Our department is being closed down, and the jobs moved to Asia. We just bought a new house, and we don't want to move. How do I get a local job?
Tough spot! But hundreds of thousands of people have been in that spot, including me, and survived just fine. You will too!
If there's any good news, it is that you have some advanced notice, so you can job hunt while you're still employed. Employers prefer to hire someone who is already working. So, don't let it get you down!
Best Sources of Job Opportunities
1. Craig's List - http://www.craigslist.org
Craig's List is a great source of job postings - it's usually free for employers to post a job there, so you'll find some questionable listings. Pick your state from the geographic listings on the home page, and take a look at what is posted for both "jobs" and "gigs" (short term jobs). For tips on using Craig's List, see this blog posting - http://jobhunt.typepad.com/jobsearching/2006/07/using_craigs_li.html
2. Indeed.com - http://www.indeed.com
Indeed.com "aggregates" job listings from a number of sources including both job sites and employer sites. So it covers a lot of Web space at one time.
3. Job-Hunt.org - http://www.job-hunt.org/jobs/states.shtml

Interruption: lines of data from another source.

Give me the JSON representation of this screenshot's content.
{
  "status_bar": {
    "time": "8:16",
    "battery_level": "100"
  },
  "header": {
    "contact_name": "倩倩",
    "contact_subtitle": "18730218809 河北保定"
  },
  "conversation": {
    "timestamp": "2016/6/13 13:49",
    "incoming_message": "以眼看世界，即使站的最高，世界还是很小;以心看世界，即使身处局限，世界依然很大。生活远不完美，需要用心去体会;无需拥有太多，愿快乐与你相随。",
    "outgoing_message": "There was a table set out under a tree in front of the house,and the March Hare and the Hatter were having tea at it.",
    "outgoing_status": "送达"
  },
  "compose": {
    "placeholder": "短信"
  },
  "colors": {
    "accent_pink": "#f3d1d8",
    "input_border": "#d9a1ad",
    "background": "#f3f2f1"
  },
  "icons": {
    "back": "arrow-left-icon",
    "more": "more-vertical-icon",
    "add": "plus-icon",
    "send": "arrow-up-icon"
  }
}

Job-Hunt.org is an "employment portal" that collects links to employers and job search resources. They're pretty selective about what is included - so you shouldn't find a empty job sites or scams. There are over 100 sites listed for North Carolina, like local government, hospitals and health care centers, banks, etc.
4. State's Employment Offices - http://www.job-hunt.org/state_unemployment_offices.shtml
They can be a big help, too. Be sure to register for unemployment compensation as soon as you are laid off! In our layoff, one of my friends didn't register until she was through all her accumulated vacation time and severance package time, and it was too late for her to collect unemployment.
In addition, there may be extra funds for training, if your employer is a large one that is laying off a lot of people, and the state employment office will be your conduit to that.
Before You Leave This Job:
- Collect personal contact information from colleagues and co-workers who are also being laid off so that you can stay in touch. You all could be a big help to each other - your own job search support group.
- Get written recommendations from your bosses, on company letterhead, that you can flash in front of future potential employers.
Your local online Yellow Pages - or even the paper version - will help you identify other potential local employers even though they may not have jobs posted on their Website. See if you know anyone who works for one of those employers. Employers love employee referral candidates because they are usually well-qualified and more apt to be successful long-term employees.
At least, you won't have to go into a lengthy explanation of why you left your job. It left you, and most people won't need to know anything more.